Chris Benz knows he’s blassed—“that’s what we say around the office, instead of blessed,” he mused playfully—to be the new creative director at Bill Blass. In November, the 33-year-old designer took over at the dormant brand and has worked to cultivate the kind of startup mentality he thinks is befitting of a brand that’s always been distinctly American. Through an informal talk presented by the Fashion Group International at Space 530 in Midtown, Mr. Benz was upfront about his plans for the direction of Bill Blass, his understanding of the brand’s legacy and why he’s tired of the seasonal runway show format.
The house of Blass has been around since the ’70s and while Mr. Benz understands that the brand has certainly lost its cool factor, he hasn’t lost sight of its legacy. Mr. Benz, who spent almost five years at Parsons and called a stint working at J.Crew under CEO Mickey Drexler his version of grad school, is working to keep Mr. Blass’ original vision intact. With an Apple Watch on his right wrist and an analog watch on left, Mr. Benz spoke about his admiration for Mr. Blass displaying an almost encyclopedic knowledge of the founding designer, who passed away in 2002.

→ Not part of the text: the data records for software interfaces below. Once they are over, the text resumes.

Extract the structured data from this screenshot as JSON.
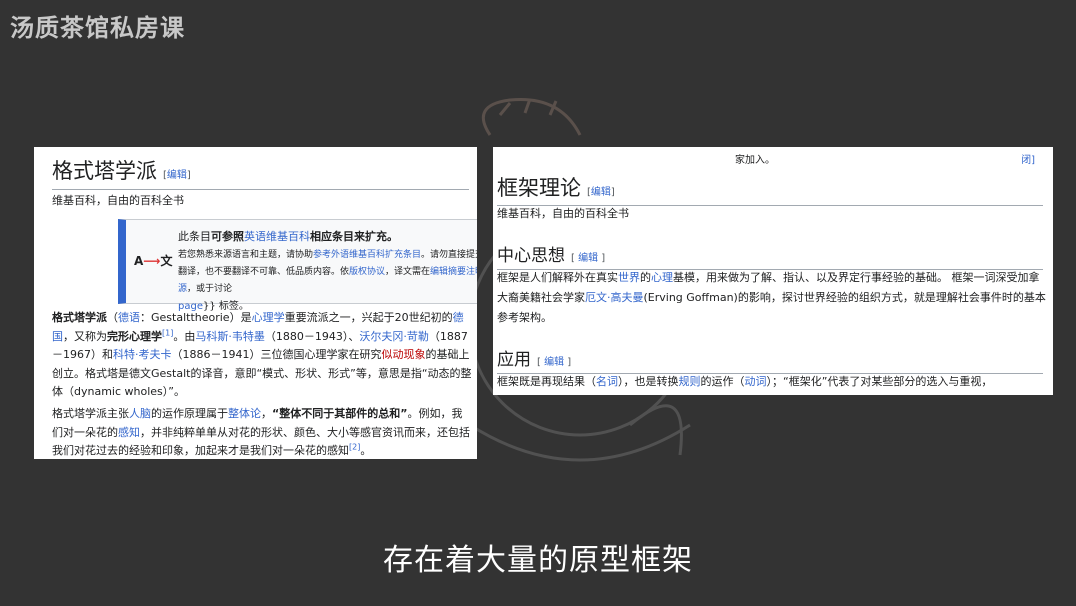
{
  "watermark": "汤质茶馆私房课",
  "subtitle": "存在着大量的原型框架",
  "left": {
    "title": "格式塔学派",
    "edit_label": "编辑",
    "tagline": "维基百科，自由的百科全书",
    "notice": {
      "logo_a": "A",
      "logo_arrow": "⟶",
      "logo_wen": "文",
      "line1_pre": "此条目",
      "line1_bold1": "可参照",
      "line1_link": "英语维基百科",
      "line1_bold2": "相应条目来扩充。",
      "line2_pre": "若您熟悉来源语言和主题，请协助",
      "line2_link": "参考外语维基百科扩充条目",
      "line2_post": "。请勿直接提交机械翻译，也不要翻译不可靠、低品质内容。依",
      "line2_link2": "版权协议",
      "line2_mid": "，译文需在",
      "line2_link3": "编辑摘要注明来源",
      "line2_tail": "，或于讨论",
      "line3_link": "page",
      "line3_post": "}} 标签。"
    },
    "p1": {
      "term": "格式塔学派",
      "s1": "（",
      "lang_link": "德语",
      "s2": "：",
      "german": "Gestalttheorie",
      "s3": "）是",
      "link_psych": "心理学",
      "s4": "重要流派之一，兴起于20世纪初的",
      "link_de": "德国",
      "s5": "，又称为",
      "bold_alt": "完形心理学",
      "ref1": "[1]",
      "s6": "。由",
      "link_w": "马科斯·韦特墨",
      "s7": "（1880－1943）、",
      "link_k": "沃尔夫冈·苛勒",
      "s8": "（1887－1967）和",
      "link_kf": "科特·考夫卡",
      "s9": "（1886－1941）三位德国心理学家在研究",
      "link_red": "似动现象",
      "s10": "的基础上创立。格式塔是德文Gestalt的译音，意即“模式、形状、形式”等，意思是指“动态的整体（dynamic wholes）”。"
    },
    "p2": {
      "s1": "格式塔学派主张",
      "link_brain": "人脑",
      "s2": "的运作原理属于",
      "link_holism": "整体论",
      "s3": "，",
      "bold_q": "“整体不同于其部件的总和”",
      "s4": "。例如，我们对一朵花的",
      "link_perc": "感知",
      "s5": "，并非纯粹单单从对花的形状、颜色、大小等感官资讯而来，还包括我们对花过去的经验和印象，加起来才是我们对一朵花的感知",
      "ref2": "[2]",
      "s6": "。"
    }
  },
  "right": {
    "top_fragment": "家加入。",
    "top_link_fragment": "闭]",
    "title": "框架理论",
    "edit_label": "编辑",
    "tagline": "维基百科，自由的百科全书",
    "sec1": "中心思想",
    "p1": {
      "s1": "框架是人们解释外在真实",
      "link_world": "世界",
      "s2": "的",
      "link_mind": "心理",
      "s3": "基模，用来做为了解、指认、以及界定行事经验的基础。 框架一词深受加拿大裔美籍社会学家",
      "link_goff": "厄文·高夫曼",
      "s4": "(Erving Goffman)的影响，探讨世界经验的组织方式，就是理解社会事件时的基本参考架构。"
    },
    "sec2": "应用",
    "p2": {
      "s1": "框架既是再现结果（",
      "link_noun": "名词",
      "s2": "），也是转换",
      "link_rule": "规则",
      "s3": "的运作（",
      "link_verb": "动词",
      "s4": "）；“框架化”代表了对某些部分的选入与重视，"
    }
  },
  "colors": {
    "background": "#333333",
    "link": "#3366cc",
    "redlink": "#ba0000",
    "notice_bar": "#3366cc"
  }
}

Not the Blass you remember: “What was once a juggernaut of American sportswear, over the years really became somewhat of an over-licensed, heavy-handed, beaten-down brand. In thinking about reimagining and renovating the house of Blass, we have been using allegories of renovating a home. Although it may have been crumbling and forgotten, it still has great bones. It’s still a billion dollar company that’s all about great American sportswear and color, and that’s really the goal.”
Benz’s approach to reinvention: “Although I was on a hit TV show for five years with my own company, now I’m the new James Bond. James Bond movies are no longer using the scripts from the ’70s; They’re writing entirely new scripts, but the audience has stayed. We’re taking the James Bond of fashion, and creating the next chapter of it, in an entirely new way.”
Introducing a new tradition: “What’s not interesting to me are collections in the traditional sense. In re-introducing Bill Blass, my vision is to have an ongoing delivery of capsule collections with fabrics and product. Every time you go to the website, I want you to see something new. If you’re going to your friend’s rooftop party on Friday and you order a dress on Wednesday, you don’t care if it’s Resort 2015 or Fall. We’ll be delivering fabulous capsule collections every month with their own color palettes…Our customer will [not] wear Bill Blass head to toe, which I don’t think was ever Mr. Blass’ intention.”
A patriotic aesthetic: “The brand’s greatest potential is that it has such an an innately casual [and] American sportswear sensibility. For the most part, I feel the level of casual sophistication is somewhat devoid in fashion in a way that respects the consumer.”
Blass’ low-key customer: “She’s a casual American girl. We have nuanced personalities for our customer, but she’s certainly the girl in flat shoes. She wants to feel as though she’s wearing jeans and a T-shirt, even if she’s in a floor-length dress. I think that matter-of-factness is something that is specifically American in its sensibility.”
The current state of the industry: “There is a lack of humor in fashion. To me, it’s always been the fun, cool industry to work in, and I always wanted people to be on my side and see how much fun we really have behind the scenes. That’s something that we want to highlight and something that was always a part of the Bill Blass legacy.”
The house’s digital-only launch: “It’s still early and we can be flexible, but we will be launching entirely with e-commerce, one way or the other.”